Ending her letter with uncertainty, Dolley declared, “And now, dear sister, I must leave this house, or the retreating army will make me a prisoner in it by filling up the road I am directed to take. When I shall again write to you, or where I shall be tomorrow, I cannot tell!”
Dolley met James at a predetermined location as the British entered the capital at dusk. Focusing primarily on government buildings, the evening sky was illuminated by the glow of America’s early history going up in flames. However, when the British entered the Executive Mansion, they discover the table set and ready for an evening dinner party. As many of the men had not enjoyed a decent, home cooked meal in months, or even years, they delighted in a hardy feast on fine china before torching their hosts’ home as they left.
By the end of the evening of August 24, 1814, in addition to the Executive Mansion, the British vandalized and set fire to the unfinished Capitol Building, which contained the Senate and House of Representatives chambers as well as the Library of Congress and the Supreme Court. In the Library alone, roughly three thousand rare books were incinerated. Other government buildings destroyed included the Departments of State, War, and Navy, and the Treasury Building. The only government building untouched was the U.S. Patent Office. Former Architect of the Capitol, William Thornton, who was now the Superintendent of Patents, convinced the British not to destroy the hundreds of inventions of the citizens housed within. The Washington Navy Yard was also destroyed, but by the Americans in order to prevent the British from capturing the supplies, ships, and ammunition contained within.
The only targeted non-government building was the home of the National Intelligencer newspaper. Infuriated by unflattering articles about him, British Admiral George Cockburn ordered it demolished brick by brick as local women persuaded him not to burn it out of fear of the flames spreading to their homes.
The following morning, the British returned to the smoldering remains to rekindle the fires. They were determined to leave the city in complete ashes. However, Divine Providence intervened, sending a violent storm, possibly a hurricane, over the city that had not seen rain in over three weeks. (see God’s Divine Providence) Any remaining flames or smoking embers were extinguished by the powerful rains as the high winds generated a very rare tornado in the city. After roughly 26 hours in the capital, the British left after the storm interrupted their efforts.
A month after the British invaded and burned Washington, they started their attack on Baltimore as Armstrong predicted. Throughout the night of September 13, 1814, the Royal Navy bombarded Fort Henry, yet the Patriots fought them off. The following morning, Francis Scott Key watched the Stars and Stripes wave in the wind over the fort, inspiring the poem which became “The Star-Spangled Banner.” (see Hold The Fort) Also known as "Madison's War" and the "Second War of Independence," the War of 1812 ended the following Christmas Eve with the Treaty of Ghent.
Most agree the British never meant to occupy Washington D.C., only to raze it, partly out of revenge and partly to discourage the Americans. Therefore, while many believe Providence sent the storm to save Washington, others argue it changed nothing.

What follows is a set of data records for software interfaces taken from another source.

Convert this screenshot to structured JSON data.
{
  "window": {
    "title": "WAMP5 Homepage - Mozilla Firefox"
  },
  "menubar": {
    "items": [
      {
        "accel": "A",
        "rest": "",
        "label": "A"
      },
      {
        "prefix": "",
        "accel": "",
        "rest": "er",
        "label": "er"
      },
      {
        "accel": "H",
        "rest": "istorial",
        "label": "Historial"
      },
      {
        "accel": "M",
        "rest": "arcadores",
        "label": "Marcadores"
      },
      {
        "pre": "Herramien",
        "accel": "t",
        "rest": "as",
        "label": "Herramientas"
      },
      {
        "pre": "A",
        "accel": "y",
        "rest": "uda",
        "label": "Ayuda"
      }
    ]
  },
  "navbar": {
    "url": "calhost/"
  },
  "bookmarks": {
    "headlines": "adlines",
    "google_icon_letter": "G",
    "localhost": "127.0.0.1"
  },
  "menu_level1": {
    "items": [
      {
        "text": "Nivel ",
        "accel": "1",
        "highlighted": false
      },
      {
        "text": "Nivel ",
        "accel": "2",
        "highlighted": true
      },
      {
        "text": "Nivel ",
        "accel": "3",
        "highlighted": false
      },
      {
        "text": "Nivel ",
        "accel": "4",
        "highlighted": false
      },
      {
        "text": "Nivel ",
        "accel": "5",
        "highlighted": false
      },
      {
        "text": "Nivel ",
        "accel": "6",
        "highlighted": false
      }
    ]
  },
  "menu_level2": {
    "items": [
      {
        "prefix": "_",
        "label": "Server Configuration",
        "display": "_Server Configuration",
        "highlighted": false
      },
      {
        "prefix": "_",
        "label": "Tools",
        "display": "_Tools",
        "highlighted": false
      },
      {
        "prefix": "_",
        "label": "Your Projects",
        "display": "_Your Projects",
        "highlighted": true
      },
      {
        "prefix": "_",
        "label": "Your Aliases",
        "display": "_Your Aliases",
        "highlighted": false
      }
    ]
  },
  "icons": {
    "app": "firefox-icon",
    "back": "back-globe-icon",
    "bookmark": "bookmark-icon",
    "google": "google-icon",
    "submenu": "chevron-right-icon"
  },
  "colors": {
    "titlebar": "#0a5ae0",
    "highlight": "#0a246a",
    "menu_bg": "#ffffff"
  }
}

When Congress returned a few days later, they considered moving the capital seeing its vulnerable position and obvious destruction. However, the decision to stay triumphed by a very narrow margin. One wonders, had the British succeeded in completely flattening the city’s government buildings, would the vote to move have succeeded. Over the next four years, the capital was rebuilt around the skeletons of the surviving buildings. Despite the intense heat of the fires, the thick sandstone walls of the Executive Mansion and Capitol remained standing.